**TASK PROMPT**
Report how many lines in the data below hold "destination", with no other words.
--- DATA FOR REVIEW Enclosed Below ---
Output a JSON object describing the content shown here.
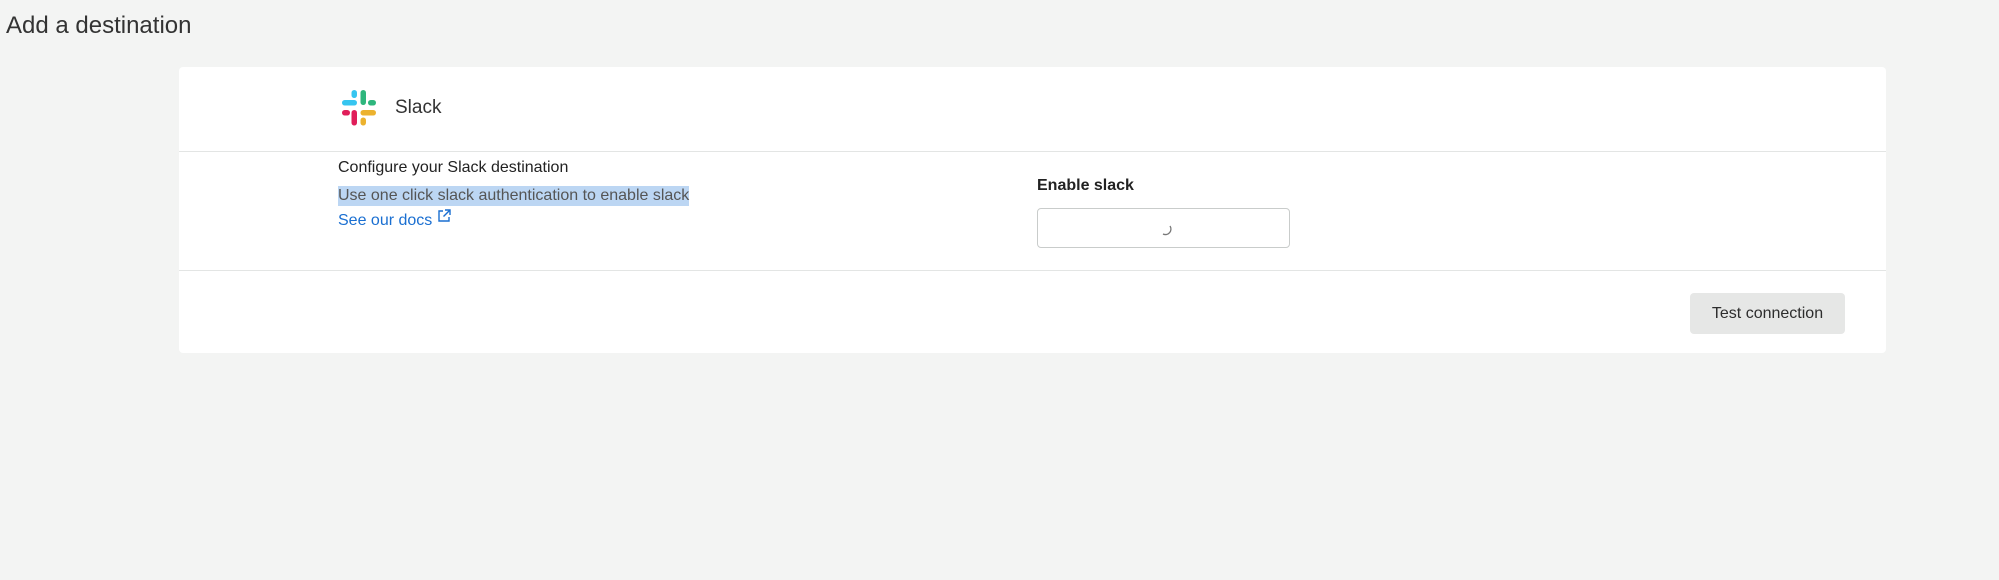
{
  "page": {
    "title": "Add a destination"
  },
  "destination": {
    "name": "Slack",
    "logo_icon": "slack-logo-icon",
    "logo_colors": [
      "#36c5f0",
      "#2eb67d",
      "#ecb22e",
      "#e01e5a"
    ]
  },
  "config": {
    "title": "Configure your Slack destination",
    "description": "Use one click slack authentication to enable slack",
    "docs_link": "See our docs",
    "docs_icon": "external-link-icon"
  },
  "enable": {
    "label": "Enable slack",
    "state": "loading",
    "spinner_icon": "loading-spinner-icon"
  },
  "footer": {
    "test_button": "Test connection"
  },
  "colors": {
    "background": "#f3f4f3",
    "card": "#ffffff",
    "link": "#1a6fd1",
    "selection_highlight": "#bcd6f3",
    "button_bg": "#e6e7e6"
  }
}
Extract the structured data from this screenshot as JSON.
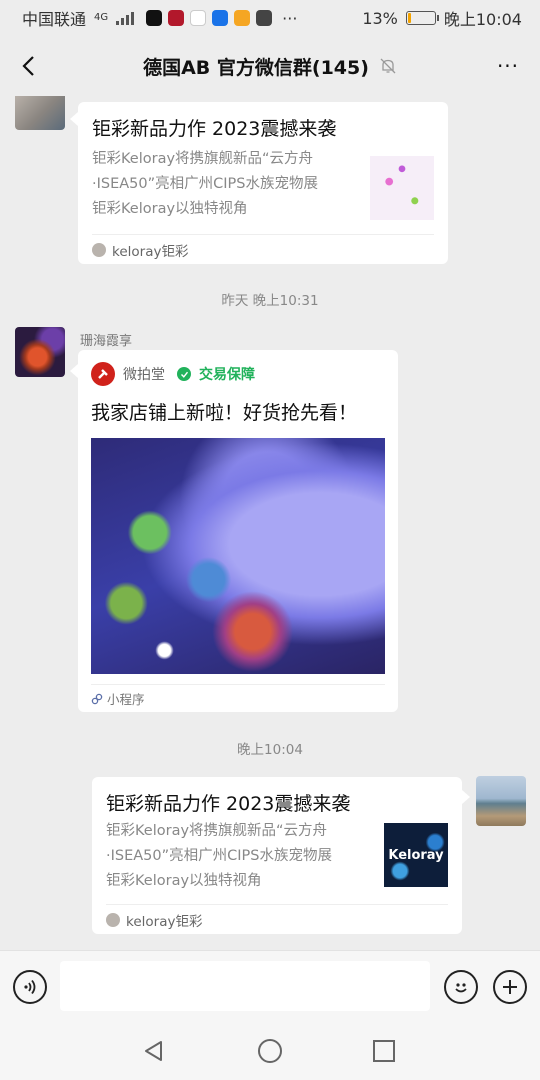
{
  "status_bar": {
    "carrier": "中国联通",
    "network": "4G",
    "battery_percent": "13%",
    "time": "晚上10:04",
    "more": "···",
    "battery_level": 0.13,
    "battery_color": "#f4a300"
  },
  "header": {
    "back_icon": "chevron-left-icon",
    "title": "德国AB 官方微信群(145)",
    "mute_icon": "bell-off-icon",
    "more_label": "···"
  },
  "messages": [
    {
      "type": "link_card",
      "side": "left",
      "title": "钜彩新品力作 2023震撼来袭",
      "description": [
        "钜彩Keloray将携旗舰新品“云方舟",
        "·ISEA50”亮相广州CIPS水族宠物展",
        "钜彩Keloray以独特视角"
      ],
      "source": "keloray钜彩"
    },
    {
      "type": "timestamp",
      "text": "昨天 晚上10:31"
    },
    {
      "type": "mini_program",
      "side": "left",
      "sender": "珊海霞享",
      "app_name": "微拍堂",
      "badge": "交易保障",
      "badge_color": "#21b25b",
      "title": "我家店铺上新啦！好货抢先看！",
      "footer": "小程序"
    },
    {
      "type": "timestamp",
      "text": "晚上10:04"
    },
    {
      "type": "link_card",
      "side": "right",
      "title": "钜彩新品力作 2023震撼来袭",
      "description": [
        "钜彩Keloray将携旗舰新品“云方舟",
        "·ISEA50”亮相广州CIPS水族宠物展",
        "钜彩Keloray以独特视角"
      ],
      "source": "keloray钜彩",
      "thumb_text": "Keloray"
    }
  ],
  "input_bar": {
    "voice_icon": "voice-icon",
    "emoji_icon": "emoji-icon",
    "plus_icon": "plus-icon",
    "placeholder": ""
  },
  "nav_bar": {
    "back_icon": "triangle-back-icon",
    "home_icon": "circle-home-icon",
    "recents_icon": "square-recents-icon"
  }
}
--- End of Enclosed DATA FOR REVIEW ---
**TASK RESULT**
3